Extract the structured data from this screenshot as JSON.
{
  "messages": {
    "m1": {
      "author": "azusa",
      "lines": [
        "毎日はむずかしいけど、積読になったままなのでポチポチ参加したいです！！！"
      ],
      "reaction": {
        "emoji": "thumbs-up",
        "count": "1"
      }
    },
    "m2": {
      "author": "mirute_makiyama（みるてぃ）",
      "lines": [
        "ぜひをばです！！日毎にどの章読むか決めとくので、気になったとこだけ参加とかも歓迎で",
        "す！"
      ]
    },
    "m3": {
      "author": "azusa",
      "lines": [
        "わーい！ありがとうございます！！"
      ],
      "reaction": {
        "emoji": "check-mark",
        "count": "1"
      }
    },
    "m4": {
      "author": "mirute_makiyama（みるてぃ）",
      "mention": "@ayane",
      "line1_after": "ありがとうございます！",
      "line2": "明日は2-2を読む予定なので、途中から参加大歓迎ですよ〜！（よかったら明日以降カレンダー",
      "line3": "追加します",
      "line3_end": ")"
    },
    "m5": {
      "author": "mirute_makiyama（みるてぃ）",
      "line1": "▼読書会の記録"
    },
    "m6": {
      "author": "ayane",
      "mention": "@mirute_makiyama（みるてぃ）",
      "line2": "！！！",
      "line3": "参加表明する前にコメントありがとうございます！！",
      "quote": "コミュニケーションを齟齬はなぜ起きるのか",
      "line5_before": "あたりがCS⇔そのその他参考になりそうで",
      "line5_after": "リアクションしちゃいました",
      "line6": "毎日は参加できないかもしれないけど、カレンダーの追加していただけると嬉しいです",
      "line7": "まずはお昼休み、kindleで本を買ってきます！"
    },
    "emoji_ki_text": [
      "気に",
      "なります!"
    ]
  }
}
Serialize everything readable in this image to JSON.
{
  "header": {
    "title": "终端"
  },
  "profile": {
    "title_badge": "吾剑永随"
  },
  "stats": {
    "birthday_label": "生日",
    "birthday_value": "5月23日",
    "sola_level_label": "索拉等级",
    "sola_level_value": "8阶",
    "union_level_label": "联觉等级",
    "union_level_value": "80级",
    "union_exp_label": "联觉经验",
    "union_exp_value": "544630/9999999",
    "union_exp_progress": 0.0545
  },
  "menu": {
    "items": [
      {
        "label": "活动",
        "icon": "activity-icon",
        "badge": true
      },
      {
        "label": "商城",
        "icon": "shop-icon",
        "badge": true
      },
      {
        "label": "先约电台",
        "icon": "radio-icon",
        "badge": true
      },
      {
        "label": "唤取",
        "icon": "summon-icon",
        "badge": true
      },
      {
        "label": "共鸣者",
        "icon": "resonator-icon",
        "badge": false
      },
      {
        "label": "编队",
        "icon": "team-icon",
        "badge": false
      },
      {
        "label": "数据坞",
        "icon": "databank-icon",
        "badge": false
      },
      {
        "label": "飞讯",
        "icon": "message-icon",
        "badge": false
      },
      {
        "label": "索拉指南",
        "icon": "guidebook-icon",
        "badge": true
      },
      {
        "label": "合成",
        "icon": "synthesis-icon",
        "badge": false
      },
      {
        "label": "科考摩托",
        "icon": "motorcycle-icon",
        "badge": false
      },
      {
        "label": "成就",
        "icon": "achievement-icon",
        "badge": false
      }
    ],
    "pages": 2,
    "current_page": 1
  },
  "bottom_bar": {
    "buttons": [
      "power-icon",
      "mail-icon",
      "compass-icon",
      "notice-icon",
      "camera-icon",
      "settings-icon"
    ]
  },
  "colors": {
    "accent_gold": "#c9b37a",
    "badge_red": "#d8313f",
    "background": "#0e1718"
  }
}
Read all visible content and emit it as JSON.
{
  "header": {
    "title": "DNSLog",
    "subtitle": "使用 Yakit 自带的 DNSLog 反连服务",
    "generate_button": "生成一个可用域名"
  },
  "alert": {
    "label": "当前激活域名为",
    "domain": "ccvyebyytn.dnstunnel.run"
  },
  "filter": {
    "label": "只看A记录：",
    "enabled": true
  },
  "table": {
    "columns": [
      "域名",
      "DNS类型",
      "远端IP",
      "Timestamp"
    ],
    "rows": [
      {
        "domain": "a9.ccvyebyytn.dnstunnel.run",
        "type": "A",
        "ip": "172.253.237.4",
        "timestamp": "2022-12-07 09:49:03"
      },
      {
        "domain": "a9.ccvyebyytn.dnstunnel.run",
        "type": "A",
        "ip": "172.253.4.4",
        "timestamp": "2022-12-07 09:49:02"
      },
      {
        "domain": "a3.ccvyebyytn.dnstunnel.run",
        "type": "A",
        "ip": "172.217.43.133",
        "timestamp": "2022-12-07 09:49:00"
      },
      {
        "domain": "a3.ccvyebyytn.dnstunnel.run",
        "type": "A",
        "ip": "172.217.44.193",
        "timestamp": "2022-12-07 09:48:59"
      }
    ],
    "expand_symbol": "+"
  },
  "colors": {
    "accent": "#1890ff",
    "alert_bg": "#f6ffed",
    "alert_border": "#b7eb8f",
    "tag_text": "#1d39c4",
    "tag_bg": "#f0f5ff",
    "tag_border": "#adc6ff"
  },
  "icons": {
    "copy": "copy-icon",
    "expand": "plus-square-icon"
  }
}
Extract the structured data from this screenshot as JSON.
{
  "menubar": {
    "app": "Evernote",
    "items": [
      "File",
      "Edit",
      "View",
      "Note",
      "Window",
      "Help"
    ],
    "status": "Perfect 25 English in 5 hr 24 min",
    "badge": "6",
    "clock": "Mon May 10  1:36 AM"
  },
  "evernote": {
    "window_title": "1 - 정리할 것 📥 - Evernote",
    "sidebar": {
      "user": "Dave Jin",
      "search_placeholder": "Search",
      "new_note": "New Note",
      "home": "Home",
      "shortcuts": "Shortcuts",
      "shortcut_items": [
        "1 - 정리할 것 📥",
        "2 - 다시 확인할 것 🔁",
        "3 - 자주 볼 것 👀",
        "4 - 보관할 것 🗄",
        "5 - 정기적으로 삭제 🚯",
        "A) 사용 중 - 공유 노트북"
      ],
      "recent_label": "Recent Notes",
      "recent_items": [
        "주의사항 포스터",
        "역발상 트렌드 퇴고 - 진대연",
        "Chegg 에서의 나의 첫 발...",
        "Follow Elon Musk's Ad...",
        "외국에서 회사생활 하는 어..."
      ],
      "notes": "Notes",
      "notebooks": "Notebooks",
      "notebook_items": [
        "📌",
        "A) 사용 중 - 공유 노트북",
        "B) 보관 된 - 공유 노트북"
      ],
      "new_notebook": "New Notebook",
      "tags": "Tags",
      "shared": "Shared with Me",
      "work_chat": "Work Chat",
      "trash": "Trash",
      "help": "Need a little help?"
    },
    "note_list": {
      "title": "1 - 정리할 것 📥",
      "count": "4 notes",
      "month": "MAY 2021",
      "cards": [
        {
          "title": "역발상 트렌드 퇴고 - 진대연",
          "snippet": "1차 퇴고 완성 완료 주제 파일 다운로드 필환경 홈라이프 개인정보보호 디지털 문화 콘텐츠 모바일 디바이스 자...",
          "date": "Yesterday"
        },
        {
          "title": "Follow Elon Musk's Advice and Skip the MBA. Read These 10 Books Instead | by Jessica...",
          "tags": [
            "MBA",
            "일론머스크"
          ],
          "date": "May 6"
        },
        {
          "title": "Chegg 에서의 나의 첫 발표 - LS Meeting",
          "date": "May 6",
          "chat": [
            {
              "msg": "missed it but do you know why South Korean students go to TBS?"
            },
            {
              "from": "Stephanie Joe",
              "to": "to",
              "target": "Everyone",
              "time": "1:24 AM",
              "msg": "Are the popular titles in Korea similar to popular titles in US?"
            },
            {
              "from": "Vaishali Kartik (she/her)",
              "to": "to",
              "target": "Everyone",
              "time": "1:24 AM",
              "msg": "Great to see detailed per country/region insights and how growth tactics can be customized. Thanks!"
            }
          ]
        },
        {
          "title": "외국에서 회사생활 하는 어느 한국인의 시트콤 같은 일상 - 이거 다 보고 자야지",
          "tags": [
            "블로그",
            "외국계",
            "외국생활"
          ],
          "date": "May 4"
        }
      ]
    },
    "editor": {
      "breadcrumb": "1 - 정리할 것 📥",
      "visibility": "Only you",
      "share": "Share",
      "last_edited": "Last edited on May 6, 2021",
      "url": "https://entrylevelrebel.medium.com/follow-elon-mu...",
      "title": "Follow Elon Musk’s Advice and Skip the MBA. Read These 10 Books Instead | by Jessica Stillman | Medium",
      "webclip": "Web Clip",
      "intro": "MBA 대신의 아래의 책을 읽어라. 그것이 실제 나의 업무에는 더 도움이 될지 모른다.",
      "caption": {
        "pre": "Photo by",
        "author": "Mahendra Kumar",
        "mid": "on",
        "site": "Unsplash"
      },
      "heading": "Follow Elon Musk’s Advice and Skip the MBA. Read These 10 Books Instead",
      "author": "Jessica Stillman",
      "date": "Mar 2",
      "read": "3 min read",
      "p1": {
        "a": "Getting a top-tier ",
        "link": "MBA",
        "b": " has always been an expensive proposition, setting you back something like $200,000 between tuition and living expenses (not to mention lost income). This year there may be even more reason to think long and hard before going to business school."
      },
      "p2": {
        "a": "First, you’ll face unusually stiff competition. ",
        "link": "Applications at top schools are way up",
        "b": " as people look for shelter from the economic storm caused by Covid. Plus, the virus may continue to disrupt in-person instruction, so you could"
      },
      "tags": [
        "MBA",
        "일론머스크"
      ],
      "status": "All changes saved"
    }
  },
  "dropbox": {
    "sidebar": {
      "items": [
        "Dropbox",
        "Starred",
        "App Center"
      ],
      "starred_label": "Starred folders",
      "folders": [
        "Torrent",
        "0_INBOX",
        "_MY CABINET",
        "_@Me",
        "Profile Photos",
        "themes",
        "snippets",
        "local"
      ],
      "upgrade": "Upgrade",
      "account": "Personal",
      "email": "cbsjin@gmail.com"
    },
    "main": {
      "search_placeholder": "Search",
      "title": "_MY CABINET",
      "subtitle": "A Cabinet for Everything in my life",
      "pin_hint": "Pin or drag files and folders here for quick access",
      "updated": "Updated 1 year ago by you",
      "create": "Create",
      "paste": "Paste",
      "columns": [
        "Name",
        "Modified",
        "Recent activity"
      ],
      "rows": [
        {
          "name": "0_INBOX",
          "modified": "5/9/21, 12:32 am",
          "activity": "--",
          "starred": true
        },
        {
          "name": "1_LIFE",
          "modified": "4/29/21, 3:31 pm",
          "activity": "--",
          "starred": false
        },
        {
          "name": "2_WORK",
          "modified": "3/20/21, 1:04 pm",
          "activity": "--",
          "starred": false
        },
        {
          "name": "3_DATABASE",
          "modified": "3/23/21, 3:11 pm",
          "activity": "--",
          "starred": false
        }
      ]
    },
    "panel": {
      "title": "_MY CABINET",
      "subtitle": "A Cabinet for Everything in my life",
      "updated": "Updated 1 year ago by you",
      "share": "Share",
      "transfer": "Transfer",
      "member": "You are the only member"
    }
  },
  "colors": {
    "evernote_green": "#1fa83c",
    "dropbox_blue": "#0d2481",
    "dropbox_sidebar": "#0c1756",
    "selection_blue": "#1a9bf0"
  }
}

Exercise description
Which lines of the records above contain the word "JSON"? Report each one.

Output of the task
Extract the structured data from this screenshot as JSON.
Serialize everything readable in this image to JSON.
Read all visible content and emit it as JSON.
Extract the structured data from this screenshot as JSON.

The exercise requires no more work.